Dataset records:
----------------

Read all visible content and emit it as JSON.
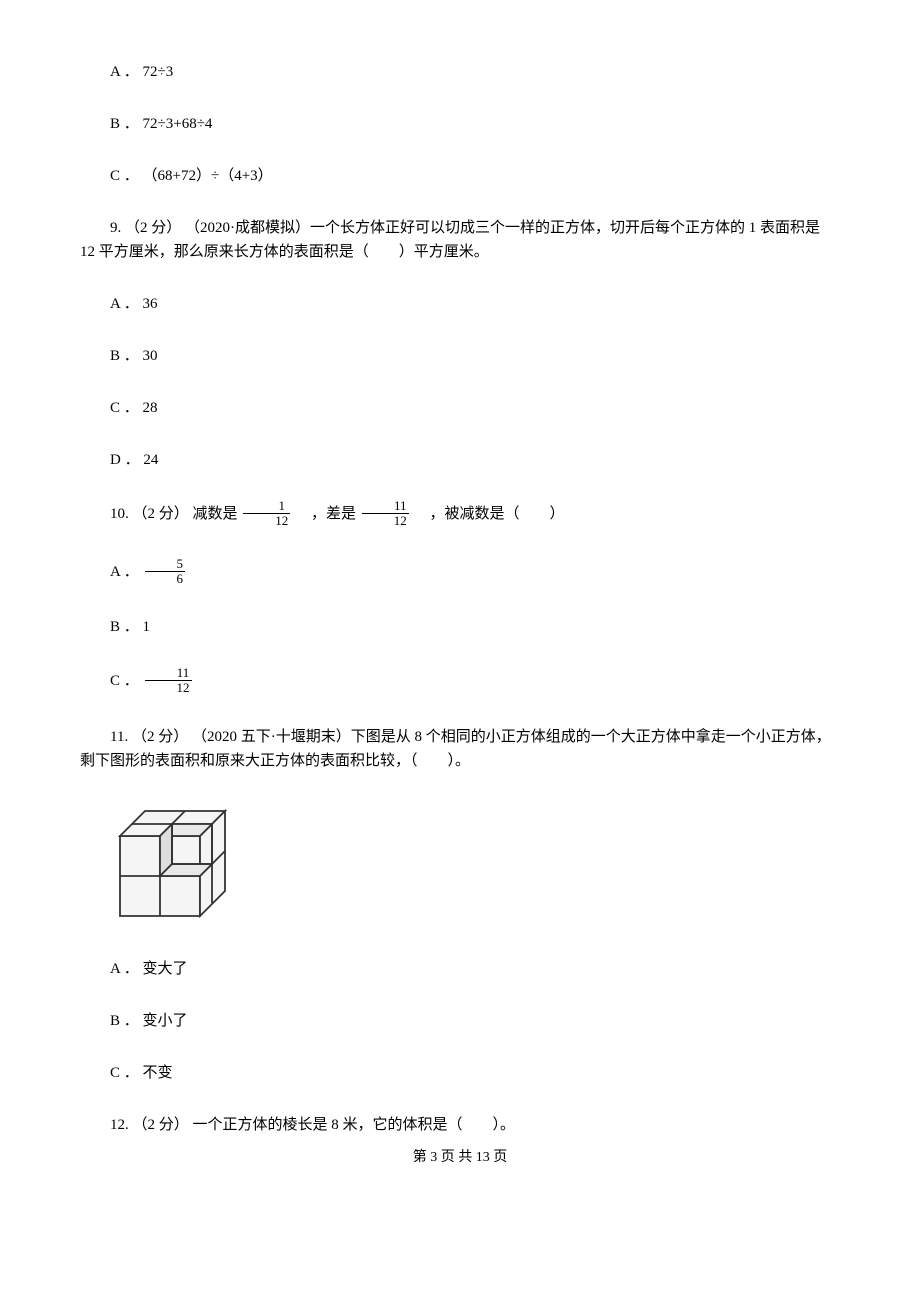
{
  "q8": {
    "optA": "A ． 72÷3",
    "optB": "B ． 72÷3+68÷4",
    "optC": "C ． （68+72）÷（4+3）"
  },
  "q9": {
    "line1": "9. （2 分） （2020·成都模拟）一个长方体正好可以切成三个一样的正方体，切开后每个正方体的 1 表面积是",
    "line2": "12 平方厘米，那么原来长方体的表面积是（　　）平方厘米。",
    "optA": "A ． 36",
    "optB": "B ． 30",
    "optC": "C ． 28",
    "optD": "D ． 24"
  },
  "q10": {
    "stem_pre": "10. （2 分）  减数是 ",
    "frac1_num": "1",
    "frac1_den": "12",
    "stem_mid": "　，差是 ",
    "frac2_num": "11",
    "frac2_den": "12",
    "stem_post": "　，被减数是（　　）",
    "optA_pre": "A ． ",
    "optA_num": "5",
    "optA_den": "6",
    "optB": "B ． 1",
    "optC_pre": "C ． ",
    "optC_num": "11",
    "optC_den": "12"
  },
  "q11": {
    "line1": "11. （2 分） （2020 五下·十堰期末）下图是从 8 个相同的小正方体组成的一个大正方体中拿走一个小正方体，",
    "line2": "剩下图形的表面积和原来大正方体的表面积比较，（　　）。",
    "optA": "A ． 变大了",
    "optB": "B ． 变小了",
    "optC": "C ． 不变"
  },
  "q12": {
    "stem": "12. （2 分）  一个正方体的棱长是 8 米，它的体积是（　　）。"
  },
  "footer": "第 3 页 共 13 页"
}
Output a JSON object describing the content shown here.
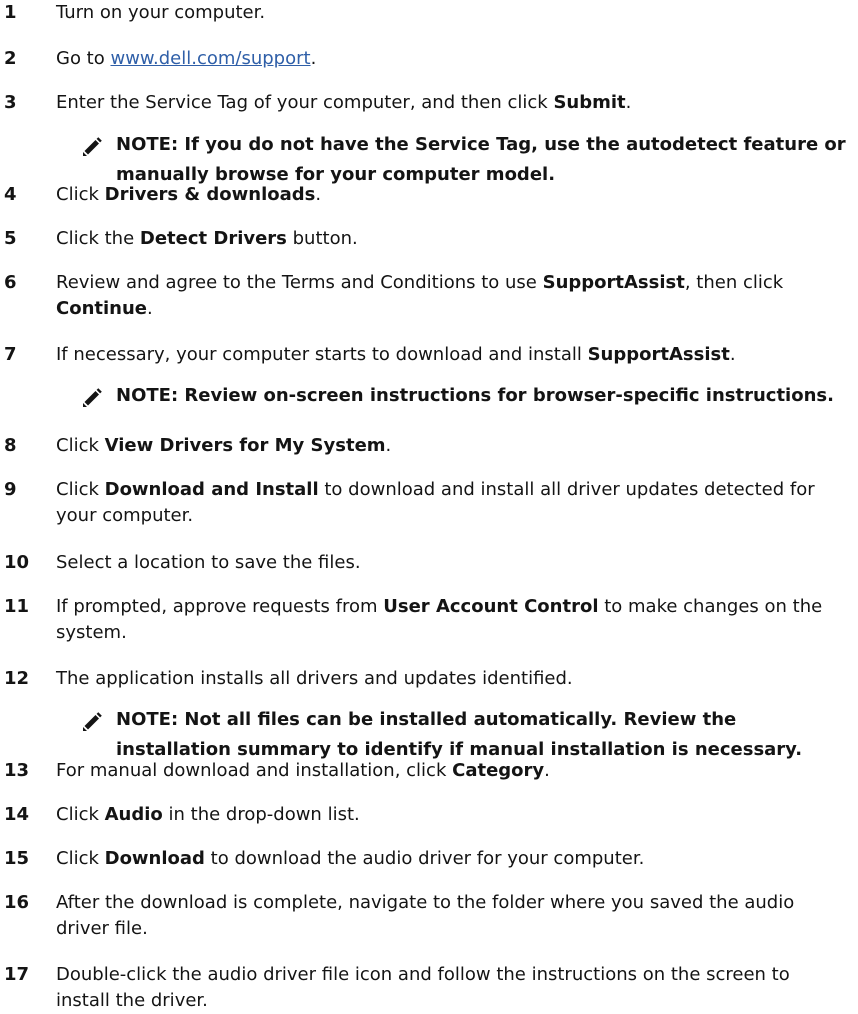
{
  "steps": [
    {
      "num": "1",
      "parts": [
        {
          "t": "Turn on your computer."
        }
      ]
    },
    {
      "num": "2",
      "parts": [
        {
          "t": "Go to "
        },
        {
          "t": "www.dell.com/support",
          "link": true
        },
        {
          "t": "."
        }
      ]
    },
    {
      "num": "3",
      "parts": [
        {
          "t": "Enter the Service Tag of your computer, and then click "
        },
        {
          "t": "Submit",
          "b": true
        },
        {
          "t": "."
        }
      ],
      "note": "NOTE: If you do not have the Service Tag, use the autodetect feature or manually browse for your computer model."
    },
    {
      "num": "4",
      "parts": [
        {
          "t": "Click "
        },
        {
          "t": "Drivers & downloads",
          "b": true
        },
        {
          "t": "."
        }
      ]
    },
    {
      "num": "5",
      "parts": [
        {
          "t": "Click the "
        },
        {
          "t": "Detect Drivers",
          "b": true
        },
        {
          "t": " button."
        }
      ]
    },
    {
      "num": "6",
      "parts": [
        {
          "t": "Review and agree to the Terms and Conditions to use "
        },
        {
          "t": "SupportAssist",
          "b": true
        },
        {
          "t": ", then click "
        },
        {
          "t": "Continue",
          "b": true
        },
        {
          "t": "."
        }
      ]
    },
    {
      "num": "7",
      "parts": [
        {
          "t": "If necessary, your computer starts to download and install "
        },
        {
          "t": "SupportAssist",
          "b": true
        },
        {
          "t": "."
        }
      ],
      "note": "NOTE: Review on-screen instructions for browser-specific instructions."
    },
    {
      "num": "8",
      "parts": [
        {
          "t": "Click "
        },
        {
          "t": "View Drivers for My System",
          "b": true
        },
        {
          "t": "."
        }
      ]
    },
    {
      "num": "9",
      "parts": [
        {
          "t": "Click "
        },
        {
          "t": "Download and Install",
          "b": true
        },
        {
          "t": " to download and install all driver updates detected for your computer."
        }
      ]
    },
    {
      "num": "10",
      "parts": [
        {
          "t": "Select a location to save the files."
        }
      ]
    },
    {
      "num": "11",
      "parts": [
        {
          "t": "If prompted, approve requests from "
        },
        {
          "t": "User Account Control",
          "b": true
        },
        {
          "t": " to make changes on the system."
        }
      ]
    },
    {
      "num": "12",
      "parts": [
        {
          "t": "The application installs all drivers and updates identified."
        }
      ],
      "note": "NOTE: Not all files can be installed automatically. Review the installation summary to identify if manual installation is necessary."
    },
    {
      "num": "13",
      "parts": [
        {
          "t": "For manual download and installation, click "
        },
        {
          "t": "Category",
          "b": true
        },
        {
          "t": "."
        }
      ]
    },
    {
      "num": "14",
      "parts": [
        {
          "t": "Click "
        },
        {
          "t": "Audio",
          "b": true
        },
        {
          "t": " in the drop-down list."
        }
      ]
    },
    {
      "num": "15",
      "parts": [
        {
          "t": "Click "
        },
        {
          "t": "Download",
          "b": true
        },
        {
          "t": " to download the audio driver for your computer."
        }
      ]
    },
    {
      "num": "16",
      "parts": [
        {
          "t": "After the download is complete, navigate to the folder where you saved the audio driver file."
        }
      ]
    },
    {
      "num": "17",
      "parts": [
        {
          "t": "Double-click the audio driver file icon and follow the instructions on the screen to install the driver."
        }
      ]
    }
  ],
  "icons": {
    "note": "note-pencil-icon"
  },
  "colors": {
    "text": "#141414",
    "link": "#2f5fa8"
  }
}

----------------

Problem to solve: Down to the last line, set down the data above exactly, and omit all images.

Answer to the exercise:
Read all visible content and emit it as JSON.
{
  "q8": {
    "optA": "A ． 72÷3",
    "optB": "B ． 72÷3+68÷4",
    "optC": "C ． （68+72）÷（4+3）"
  },
  "q9": {
    "line1": "9. （2 分） （2020·成都模拟）一个长方体正好可以切成三个一样的正方体，切开后每个正方体的 1 表面积是",
    "line2": "12 平方厘米，那么原来长方体的表面积是（　　）平方厘米。",
    "optA": "A ． 36",
    "optB": "B ． 30",
    "optC": "C ． 28",
    "optD": "D ． 24"
  },
  "q10": {
    "stem_pre": "10. （2 分）  减数是 ",
    "frac1_num": "1",
    "frac1_den": "12",
    "stem_mid": "　，差是 ",
    "frac2_num": "11",
    "frac2_den": "12",
    "stem_post": "　，被减数是（　　）",
    "optA_pre": "A ． ",
    "optA_num": "5",
    "optA_den": "6",
    "optB": "B ． 1",
    "optC_pre": "C ． ",
    "optC_num": "11",
    "optC_den": "12"
  },
  "q11": {
    "line1": "11. （2 分） （2020 五下·十堰期末）下图是从 8 个相同的小正方体组成的一个大正方体中拿走一个小正方体，",
    "line2": "剩下图形的表面积和原来大正方体的表面积比较，（　　）。",
    "optA": "A ． 变大了",
    "optB": "B ． 变小了",
    "optC": "C ． 不变"
  },
  "q12": {
    "stem": "12. （2 分）  一个正方体的棱长是 8 米，它的体积是（　　）。"
  },
  "footer": "第 3 页 共 13 页"
}
Output a JSON object describing the content shown here.
{
  "steps": [
    {
      "num": "1",
      "parts": [
        {
          "t": "Turn on your computer."
        }
      ]
    },
    {
      "num": "2",
      "parts": [
        {
          "t": "Go to "
        },
        {
          "t": "www.dell.com/support",
          "link": true
        },
        {
          "t": "."
        }
      ]
    },
    {
      "num": "3",
      "parts": [
        {
          "t": "Enter the Service Tag of your computer, and then click "
        },
        {
          "t": "Submit",
          "b": true
        },
        {
          "t": "."
        }
      ],
      "note": "NOTE: If you do not have the Service Tag, use the autodetect feature or manually browse for your computer model."
    },
    {
      "num": "4",
      "parts": [
        {
          "t": "Click "
        },
        {
          "t": "Drivers & downloads",
          "b": true
        },
        {
          "t": "."
        }
      ]
    },
    {
      "num": "5",
      "parts": [
        {
          "t": "Click the "
        },
        {
          "t": "Detect Drivers",
          "b": true
        },
        {
          "t": " button."
        }
      ]
    },
    {
      "num": "6",
      "parts": [
        {
          "t": "Review and agree to the Terms and Conditions to use "
        },
        {
          "t": "SupportAssist",
          "b": true
        },
        {
          "t": ", then click "
        },
        {
          "t": "Continue",
          "b": true
        },
        {
          "t": "."
        }
      ]
    },
    {
      "num": "7",
      "parts": [
        {
          "t": "If necessary, your computer starts to download and install "
        },
        {
          "t": "SupportAssist",
          "b": true
        },
        {
          "t": "."
        }
      ],
      "note": "NOTE: Review on-screen instructions for browser-specific instructions."
    },
    {
      "num": "8",
      "parts": [
        {
          "t": "Click "
        },
        {
          "t": "View Drivers for My System",
          "b": true
        },
        {
          "t": "."
        }
      ]
    },
    {
      "num": "9",
      "parts": [
        {
          "t": "Click "
        },
        {
          "t": "Download and Install",
          "b": true
        },
        {
          "t": " to download and install all driver updates detected for your computer."
        }
      ]
    },
    {
      "num": "10",
      "parts": [
        {
          "t": "Select a location to save the files."
        }
      ]
    },
    {
      "num": "11",
      "parts": [
        {
          "t": "If prompted, approve requests from "
        },
        {
          "t": "User Account Control",
          "b": true
        },
        {
          "t": " to make changes on the system."
        }
      ]
    },
    {
      "num": "12",
      "parts": [
        {
          "t": "The application installs all drivers and updates identified."
        }
      ],
      "note": "NOTE: Not all files can be installed automatically. Review the installation summary to identify if manual installation is necessary."
    },
    {
      "num": "13",
      "parts": [
        {
          "t": "For manual download and installation, click "
        },
        {
          "t": "Category",
          "b": true
        },
        {
          "t": "."
        }
      ]
    },
    {
      "num": "14",
      "parts": [
        {
          "t": "Click "
        },
        {
          "t": "Audio",
          "b": true
        },
        {
          "t": " in the drop-down list."
        }
      ]
    },
    {
      "num": "15",
      "parts": [
        {
          "t": "Click "
        },
        {
          "t": "Download",
          "b": true
        },
        {
          "t": " to download the audio driver for your computer."
        }
      ]
    },
    {
      "num": "16",
      "parts": [
        {
          "t": "After the download is complete, navigate to the folder where you saved the audio driver file."
        }
      ]
    },
    {
      "num": "17",
      "parts": [
        {
          "t": "Double-click the audio driver file icon and follow the instructions on the screen to install the driver."
        }
      ]
    }
  ],
  "icons": {
    "note": "note-pencil-icon"
  },
  "colors": {
    "text": "#141414",
    "link": "#2f5fa8"
  }
}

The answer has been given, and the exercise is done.